(Source records)

──────────────────────────────

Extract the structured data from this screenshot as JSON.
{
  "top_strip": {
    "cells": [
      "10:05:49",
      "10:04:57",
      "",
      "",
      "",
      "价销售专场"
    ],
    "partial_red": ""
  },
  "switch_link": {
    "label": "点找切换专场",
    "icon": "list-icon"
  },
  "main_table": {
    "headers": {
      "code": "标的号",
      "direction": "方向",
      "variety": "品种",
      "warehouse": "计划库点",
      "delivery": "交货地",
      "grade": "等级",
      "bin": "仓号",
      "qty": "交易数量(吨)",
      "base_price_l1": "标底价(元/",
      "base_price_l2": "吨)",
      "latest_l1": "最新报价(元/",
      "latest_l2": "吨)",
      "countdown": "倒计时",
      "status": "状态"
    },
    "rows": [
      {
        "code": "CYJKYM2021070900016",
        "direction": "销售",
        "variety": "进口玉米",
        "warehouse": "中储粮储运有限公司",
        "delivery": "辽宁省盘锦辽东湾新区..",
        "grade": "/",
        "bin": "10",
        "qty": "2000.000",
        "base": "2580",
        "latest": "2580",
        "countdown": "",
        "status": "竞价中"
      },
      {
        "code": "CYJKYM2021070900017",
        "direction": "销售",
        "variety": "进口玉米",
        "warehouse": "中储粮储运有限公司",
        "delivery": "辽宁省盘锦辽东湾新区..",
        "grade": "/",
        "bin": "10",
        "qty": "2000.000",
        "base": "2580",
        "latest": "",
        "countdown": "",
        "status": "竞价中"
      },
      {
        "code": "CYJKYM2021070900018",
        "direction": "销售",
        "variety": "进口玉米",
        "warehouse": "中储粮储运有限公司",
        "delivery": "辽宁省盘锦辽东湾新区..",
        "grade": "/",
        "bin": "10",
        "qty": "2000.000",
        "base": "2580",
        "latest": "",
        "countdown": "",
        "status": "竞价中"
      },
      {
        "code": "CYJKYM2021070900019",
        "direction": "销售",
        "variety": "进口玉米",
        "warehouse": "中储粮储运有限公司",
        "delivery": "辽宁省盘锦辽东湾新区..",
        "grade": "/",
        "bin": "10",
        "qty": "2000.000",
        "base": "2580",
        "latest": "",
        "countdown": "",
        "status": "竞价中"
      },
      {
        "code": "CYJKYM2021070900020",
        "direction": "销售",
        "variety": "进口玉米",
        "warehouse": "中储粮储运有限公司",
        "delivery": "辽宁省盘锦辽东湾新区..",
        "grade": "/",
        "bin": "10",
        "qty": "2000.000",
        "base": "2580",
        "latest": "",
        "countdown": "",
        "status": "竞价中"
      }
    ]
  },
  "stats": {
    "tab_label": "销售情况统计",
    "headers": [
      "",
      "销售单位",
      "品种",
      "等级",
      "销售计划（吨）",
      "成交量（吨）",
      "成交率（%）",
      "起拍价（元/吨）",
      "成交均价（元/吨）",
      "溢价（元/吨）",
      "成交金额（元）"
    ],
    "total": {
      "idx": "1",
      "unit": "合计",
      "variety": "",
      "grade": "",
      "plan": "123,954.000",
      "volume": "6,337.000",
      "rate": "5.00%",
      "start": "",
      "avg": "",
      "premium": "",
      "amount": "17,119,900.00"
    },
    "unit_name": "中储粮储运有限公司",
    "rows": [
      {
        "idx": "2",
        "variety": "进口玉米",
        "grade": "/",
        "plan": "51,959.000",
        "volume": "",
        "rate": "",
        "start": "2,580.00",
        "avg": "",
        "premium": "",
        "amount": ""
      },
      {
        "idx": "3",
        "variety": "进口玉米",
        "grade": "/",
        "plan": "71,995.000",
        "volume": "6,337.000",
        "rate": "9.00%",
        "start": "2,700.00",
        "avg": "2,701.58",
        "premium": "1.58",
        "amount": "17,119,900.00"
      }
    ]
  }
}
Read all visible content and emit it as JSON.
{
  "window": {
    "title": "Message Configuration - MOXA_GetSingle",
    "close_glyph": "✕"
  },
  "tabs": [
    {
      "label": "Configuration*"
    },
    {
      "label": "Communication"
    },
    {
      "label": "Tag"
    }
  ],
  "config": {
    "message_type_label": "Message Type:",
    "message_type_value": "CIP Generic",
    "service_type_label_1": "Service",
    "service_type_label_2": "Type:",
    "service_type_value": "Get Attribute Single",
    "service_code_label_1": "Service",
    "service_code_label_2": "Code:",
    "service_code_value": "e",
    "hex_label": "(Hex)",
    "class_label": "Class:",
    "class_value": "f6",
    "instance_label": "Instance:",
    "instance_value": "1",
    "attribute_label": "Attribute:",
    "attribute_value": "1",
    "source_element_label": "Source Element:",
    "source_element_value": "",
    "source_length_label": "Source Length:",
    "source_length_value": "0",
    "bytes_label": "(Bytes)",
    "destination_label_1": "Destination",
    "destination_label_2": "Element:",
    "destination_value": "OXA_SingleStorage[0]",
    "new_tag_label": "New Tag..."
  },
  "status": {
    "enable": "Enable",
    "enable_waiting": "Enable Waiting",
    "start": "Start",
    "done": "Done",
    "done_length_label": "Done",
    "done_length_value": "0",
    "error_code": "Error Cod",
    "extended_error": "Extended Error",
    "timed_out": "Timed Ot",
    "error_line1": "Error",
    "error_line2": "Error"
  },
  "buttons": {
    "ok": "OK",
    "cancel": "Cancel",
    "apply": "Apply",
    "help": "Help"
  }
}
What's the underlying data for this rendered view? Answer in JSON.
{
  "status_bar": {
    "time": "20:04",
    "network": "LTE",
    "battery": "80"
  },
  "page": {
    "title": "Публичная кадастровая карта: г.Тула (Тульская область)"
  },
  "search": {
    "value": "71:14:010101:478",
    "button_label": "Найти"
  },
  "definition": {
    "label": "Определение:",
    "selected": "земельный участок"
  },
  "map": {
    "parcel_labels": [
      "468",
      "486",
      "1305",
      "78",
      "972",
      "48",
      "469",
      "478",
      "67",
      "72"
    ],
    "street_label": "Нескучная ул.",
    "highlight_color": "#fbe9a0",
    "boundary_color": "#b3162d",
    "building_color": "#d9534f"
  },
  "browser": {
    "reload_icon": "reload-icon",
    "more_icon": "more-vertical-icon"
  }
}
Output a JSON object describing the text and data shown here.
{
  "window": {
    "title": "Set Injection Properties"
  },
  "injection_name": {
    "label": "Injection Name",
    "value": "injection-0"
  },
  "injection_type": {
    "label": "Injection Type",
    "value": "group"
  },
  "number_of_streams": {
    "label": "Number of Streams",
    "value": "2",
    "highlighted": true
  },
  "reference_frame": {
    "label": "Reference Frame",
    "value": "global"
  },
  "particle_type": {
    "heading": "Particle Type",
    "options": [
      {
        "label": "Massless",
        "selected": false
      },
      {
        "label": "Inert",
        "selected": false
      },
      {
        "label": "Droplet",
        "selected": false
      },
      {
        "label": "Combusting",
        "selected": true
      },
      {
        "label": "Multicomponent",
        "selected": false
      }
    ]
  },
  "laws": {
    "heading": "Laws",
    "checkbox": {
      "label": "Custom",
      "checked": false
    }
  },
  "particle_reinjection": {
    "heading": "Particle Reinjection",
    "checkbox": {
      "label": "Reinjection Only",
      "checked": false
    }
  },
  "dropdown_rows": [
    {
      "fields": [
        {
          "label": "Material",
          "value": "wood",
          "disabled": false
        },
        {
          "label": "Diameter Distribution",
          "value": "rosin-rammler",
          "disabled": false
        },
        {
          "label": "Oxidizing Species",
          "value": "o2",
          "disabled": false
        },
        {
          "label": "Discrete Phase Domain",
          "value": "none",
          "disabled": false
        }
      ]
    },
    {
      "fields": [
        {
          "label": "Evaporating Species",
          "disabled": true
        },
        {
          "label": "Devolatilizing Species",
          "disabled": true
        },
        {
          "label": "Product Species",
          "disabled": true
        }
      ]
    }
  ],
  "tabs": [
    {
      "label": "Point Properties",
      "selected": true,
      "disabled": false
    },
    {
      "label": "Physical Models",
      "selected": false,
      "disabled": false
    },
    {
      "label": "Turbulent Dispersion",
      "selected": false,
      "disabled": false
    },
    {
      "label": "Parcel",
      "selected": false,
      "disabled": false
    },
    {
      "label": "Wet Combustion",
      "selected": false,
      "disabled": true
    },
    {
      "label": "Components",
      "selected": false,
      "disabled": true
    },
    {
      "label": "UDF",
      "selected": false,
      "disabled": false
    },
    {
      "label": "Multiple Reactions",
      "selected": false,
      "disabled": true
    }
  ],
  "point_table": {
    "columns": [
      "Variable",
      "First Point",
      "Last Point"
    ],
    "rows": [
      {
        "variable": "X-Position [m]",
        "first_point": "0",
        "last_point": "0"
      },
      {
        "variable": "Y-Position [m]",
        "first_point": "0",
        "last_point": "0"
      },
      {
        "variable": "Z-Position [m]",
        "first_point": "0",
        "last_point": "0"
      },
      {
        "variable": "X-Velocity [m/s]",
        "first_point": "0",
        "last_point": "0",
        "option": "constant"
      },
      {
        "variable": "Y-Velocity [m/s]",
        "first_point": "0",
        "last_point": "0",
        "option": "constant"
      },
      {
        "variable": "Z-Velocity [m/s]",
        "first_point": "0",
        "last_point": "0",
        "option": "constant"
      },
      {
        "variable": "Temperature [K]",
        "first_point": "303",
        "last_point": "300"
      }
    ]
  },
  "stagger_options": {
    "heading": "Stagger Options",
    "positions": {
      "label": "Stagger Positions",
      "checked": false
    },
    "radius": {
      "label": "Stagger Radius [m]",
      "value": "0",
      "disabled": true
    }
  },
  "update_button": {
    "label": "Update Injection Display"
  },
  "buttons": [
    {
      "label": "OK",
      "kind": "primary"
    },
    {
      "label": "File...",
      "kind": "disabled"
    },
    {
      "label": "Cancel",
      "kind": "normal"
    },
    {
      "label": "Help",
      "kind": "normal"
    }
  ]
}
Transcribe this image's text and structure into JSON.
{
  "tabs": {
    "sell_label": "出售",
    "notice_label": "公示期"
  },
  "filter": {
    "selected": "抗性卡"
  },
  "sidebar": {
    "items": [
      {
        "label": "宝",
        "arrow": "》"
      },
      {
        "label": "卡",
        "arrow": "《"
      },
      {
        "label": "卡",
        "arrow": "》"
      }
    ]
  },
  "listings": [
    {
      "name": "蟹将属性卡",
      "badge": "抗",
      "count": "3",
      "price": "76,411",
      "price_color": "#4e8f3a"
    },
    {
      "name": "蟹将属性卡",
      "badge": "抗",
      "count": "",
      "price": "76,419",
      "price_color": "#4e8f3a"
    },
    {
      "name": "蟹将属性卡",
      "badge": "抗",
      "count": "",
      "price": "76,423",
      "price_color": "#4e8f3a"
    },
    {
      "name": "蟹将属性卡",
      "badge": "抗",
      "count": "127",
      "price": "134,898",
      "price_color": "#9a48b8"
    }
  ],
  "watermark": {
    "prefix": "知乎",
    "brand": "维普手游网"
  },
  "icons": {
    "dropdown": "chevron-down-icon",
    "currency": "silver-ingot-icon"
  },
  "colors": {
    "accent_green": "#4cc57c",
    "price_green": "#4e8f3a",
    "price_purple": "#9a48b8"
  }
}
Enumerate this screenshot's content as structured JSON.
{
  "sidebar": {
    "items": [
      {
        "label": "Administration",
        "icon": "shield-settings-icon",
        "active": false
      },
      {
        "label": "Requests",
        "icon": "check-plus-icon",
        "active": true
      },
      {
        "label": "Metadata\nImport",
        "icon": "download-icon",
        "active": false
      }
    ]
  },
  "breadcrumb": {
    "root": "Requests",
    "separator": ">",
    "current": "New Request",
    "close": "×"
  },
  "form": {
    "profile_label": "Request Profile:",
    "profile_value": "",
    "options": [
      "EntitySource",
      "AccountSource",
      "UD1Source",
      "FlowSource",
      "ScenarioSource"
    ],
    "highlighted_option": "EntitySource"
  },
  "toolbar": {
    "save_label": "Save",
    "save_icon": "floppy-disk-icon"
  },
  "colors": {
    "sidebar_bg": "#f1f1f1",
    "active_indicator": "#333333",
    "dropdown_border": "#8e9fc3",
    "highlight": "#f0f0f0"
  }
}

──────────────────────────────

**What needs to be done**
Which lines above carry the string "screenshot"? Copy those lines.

**Answer to the problem**
Extract the structured data from this screenshot as JSON.
Enumerate this screenshot's content as structured JSON.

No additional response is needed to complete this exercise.